Segment Start: GIVEN ENTRIES
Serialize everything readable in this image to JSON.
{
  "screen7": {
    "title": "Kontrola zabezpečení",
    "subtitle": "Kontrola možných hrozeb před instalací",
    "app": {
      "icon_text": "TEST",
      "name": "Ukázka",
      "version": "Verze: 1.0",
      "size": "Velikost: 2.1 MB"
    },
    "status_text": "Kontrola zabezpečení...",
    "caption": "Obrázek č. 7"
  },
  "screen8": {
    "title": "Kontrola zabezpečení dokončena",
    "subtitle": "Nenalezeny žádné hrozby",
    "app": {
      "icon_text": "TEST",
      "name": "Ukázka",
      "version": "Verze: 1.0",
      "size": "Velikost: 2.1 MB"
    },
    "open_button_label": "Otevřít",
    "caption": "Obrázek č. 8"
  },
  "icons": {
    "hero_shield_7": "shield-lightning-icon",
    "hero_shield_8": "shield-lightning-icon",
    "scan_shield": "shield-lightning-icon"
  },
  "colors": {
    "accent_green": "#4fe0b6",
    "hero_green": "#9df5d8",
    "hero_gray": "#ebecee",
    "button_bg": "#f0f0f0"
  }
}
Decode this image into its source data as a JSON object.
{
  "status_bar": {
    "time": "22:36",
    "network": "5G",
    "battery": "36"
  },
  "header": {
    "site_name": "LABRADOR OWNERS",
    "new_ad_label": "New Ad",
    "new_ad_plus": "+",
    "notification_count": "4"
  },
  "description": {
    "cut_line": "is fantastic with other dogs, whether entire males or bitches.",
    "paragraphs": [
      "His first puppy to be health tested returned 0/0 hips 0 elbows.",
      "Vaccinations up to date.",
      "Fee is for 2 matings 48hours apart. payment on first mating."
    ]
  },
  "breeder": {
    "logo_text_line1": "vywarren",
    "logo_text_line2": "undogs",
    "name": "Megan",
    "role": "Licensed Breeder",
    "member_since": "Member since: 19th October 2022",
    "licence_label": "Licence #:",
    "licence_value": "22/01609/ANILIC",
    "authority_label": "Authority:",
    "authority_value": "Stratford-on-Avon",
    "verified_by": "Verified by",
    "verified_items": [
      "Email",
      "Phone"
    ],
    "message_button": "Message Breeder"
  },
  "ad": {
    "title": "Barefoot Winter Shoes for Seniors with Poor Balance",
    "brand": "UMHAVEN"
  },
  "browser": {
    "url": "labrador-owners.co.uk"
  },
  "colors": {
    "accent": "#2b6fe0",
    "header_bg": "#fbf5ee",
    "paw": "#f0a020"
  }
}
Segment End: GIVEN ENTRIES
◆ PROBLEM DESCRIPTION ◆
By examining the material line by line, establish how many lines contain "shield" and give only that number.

◆ RESPONSE TO THE TASK ◆
3